The day I finished my first PADI Open Water dive, I immediately started questioning the relevance of snorkels and until my first dive with Dave, this always remained something I wondered about. After that dive, I wondered no more. It’s not often that you see boat divers between yourself and the shore, nor require the aid of professional translators proficient in many different languages because you’re not sure which country’s shore you’re likely to encounter first. But I digress…
Sunday morning’s sunrise revealed a thick blanket of fog covering the whole of Cape Town in a eerie, muffled slumber as if time was standing still. Everything was dead quiet and slightly moist. This was especially true for the waters of False Bay which had settled into a mirror-like state, with tiny waves no bigger than 15cm lapping at the shore like that of Lilliput in Gulliver’s Travels. By 09h30 the divers had assembled at Long Beach in Simonstown, looking out with great excitement over the meter or two of visible surf disappearing into the seemingly endless cloud that surrounded us. It was going to be a good day for diving!
False Bay plays host to a whole lot of dive sites, ranging from sheltered everyday sites like Long Beach to fragile, exposed site Castle Rocks close to Cape Point. These more exposed sites are more susceptible to worsening with the weather and it’s on calm days such as these that we get to experience them while the weatherman is sleeping. By 10:00 we were at the site and ready to gear up, but the sun had made it’s debut and was at this point doing it’s very best to get through the fog, with it’s intense heat growing stronger by the minute. We decided to give it a couple of minutes before we started kitting up, so that by the time we hit the water we would have some light at our backs and could really make the most of the incredible visibility Cape Town had graced us with.
When we got down to the water, we had a quick dive briefing during which it was decided that we would break up into two groups, one being mostly photographers and the other non-photographers. At this point we started “The Swim”. Although not as unforgiving as the great Geldkis Swim of 2014 mainly due to the super-calm surface conditions, my lack of snorkel still proved a little inconvenient as I did not want to make use of my air at this point, something I would later realize would not have made a difference to my overall dive time. I held my breath and faced down into the water during the surface swim and was rendered absolutely speechless… Because my mouth was covered with water.

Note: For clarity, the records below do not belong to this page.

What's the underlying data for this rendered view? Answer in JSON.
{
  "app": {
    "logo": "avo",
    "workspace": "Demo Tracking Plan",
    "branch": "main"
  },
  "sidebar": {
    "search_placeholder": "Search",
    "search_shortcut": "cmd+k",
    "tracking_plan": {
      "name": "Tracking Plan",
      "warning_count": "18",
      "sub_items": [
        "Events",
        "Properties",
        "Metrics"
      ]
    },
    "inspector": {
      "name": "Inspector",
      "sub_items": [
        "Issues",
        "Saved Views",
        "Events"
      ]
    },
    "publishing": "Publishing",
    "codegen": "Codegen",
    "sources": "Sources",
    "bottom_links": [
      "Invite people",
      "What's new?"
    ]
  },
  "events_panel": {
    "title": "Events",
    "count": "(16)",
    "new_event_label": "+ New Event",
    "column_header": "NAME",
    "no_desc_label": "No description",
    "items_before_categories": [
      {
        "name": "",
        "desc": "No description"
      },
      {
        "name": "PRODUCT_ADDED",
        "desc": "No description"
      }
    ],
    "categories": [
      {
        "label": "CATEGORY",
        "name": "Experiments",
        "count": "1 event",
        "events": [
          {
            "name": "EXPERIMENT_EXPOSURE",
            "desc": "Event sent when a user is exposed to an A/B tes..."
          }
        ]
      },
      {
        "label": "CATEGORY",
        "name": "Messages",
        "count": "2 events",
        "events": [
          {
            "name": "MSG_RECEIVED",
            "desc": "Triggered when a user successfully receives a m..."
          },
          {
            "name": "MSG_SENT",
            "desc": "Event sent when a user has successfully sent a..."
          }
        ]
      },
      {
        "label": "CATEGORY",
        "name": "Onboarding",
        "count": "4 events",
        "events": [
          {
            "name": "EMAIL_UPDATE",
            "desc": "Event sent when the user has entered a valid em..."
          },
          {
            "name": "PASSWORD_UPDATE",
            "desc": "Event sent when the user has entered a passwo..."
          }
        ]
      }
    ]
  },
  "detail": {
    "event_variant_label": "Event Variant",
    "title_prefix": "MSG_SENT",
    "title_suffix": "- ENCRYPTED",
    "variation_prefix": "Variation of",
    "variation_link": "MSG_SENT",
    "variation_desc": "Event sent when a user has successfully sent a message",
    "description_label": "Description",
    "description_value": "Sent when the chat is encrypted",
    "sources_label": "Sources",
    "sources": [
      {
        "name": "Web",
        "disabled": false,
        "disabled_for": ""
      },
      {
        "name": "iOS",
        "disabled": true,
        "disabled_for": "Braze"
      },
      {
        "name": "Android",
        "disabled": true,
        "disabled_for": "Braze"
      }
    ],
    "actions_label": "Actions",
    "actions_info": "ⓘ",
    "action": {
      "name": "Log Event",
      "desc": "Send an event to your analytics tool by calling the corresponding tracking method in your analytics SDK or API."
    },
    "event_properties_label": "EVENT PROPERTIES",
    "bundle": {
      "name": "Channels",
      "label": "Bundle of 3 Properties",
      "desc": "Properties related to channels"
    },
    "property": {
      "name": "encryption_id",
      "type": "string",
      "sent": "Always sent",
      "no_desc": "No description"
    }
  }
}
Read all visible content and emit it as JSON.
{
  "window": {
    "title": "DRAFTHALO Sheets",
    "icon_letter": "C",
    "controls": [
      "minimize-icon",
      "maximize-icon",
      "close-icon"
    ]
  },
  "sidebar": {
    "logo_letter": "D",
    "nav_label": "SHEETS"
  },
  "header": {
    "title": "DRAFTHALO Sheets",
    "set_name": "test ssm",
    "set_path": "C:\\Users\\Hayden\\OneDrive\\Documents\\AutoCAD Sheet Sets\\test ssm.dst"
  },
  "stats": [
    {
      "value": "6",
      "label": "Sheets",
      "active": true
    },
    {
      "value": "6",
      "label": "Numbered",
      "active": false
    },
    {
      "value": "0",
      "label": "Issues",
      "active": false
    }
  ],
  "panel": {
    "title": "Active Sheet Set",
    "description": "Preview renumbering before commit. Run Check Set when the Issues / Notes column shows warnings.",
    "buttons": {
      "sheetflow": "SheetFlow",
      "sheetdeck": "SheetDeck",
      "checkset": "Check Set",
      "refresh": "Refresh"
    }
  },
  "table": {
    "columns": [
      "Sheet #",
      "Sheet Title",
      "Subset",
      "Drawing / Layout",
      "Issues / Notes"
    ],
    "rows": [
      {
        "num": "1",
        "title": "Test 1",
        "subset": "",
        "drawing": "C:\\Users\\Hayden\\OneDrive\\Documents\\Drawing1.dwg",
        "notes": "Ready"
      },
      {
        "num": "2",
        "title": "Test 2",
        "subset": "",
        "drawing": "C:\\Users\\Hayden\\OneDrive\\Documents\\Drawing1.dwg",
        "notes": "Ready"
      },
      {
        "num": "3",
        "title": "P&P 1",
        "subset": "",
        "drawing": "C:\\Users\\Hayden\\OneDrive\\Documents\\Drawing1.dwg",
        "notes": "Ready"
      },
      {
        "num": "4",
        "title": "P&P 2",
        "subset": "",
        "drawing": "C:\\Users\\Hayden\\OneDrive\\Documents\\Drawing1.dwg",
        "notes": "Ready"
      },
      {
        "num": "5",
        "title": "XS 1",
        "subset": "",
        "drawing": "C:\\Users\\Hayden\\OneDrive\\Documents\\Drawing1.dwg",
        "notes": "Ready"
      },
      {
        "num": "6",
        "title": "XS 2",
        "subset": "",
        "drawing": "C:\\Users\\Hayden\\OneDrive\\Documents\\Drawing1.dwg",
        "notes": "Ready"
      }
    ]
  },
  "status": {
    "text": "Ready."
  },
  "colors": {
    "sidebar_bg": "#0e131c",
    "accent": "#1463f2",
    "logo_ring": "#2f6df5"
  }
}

Duh. But even the voice in my head was speechless at the absolutely amazing clarity of the water. Dare I say it’s in my top 3 list of the best viz I’ve ever encountered in Cape Town.
We finally descended into an array of colour slowly coming to life as the sun was breaking through the fog, with countless fans, tons of Pyjama Shark and an array of Nudibranchs not easily matched at other sites all making their appearance. There was an ever so slight surge about halfway into the dive, but small and slow enough to match our overall diving pace. As we went steadily lower, the temperature dropped to an overall low of 12 degrees with a bit of a thermocline on a wall riddled with many different species of Nudibranchs, some doing their own thing, others huddling together in little groups…
About 45min into the dive, we decided that it was time to start heading back so we slowly ascended to get an idea of where we were in relation to the shore before following a bearing back home. Upon surfacing however, one of our dive buddies mentioned that her air was insufficiently low to make the swim back under water, so we took a nice slow surface swim back, popping our heads under water every now and then just to get another glimpse of the once-in-a-blue-moon conditions we just had.
A very big thank you to all the dive buddies, fearless marathon-swimmer Dave for leading as well as Hellmut for leading the photographer group. It was a great way to welcome winter diving back to Cape Town!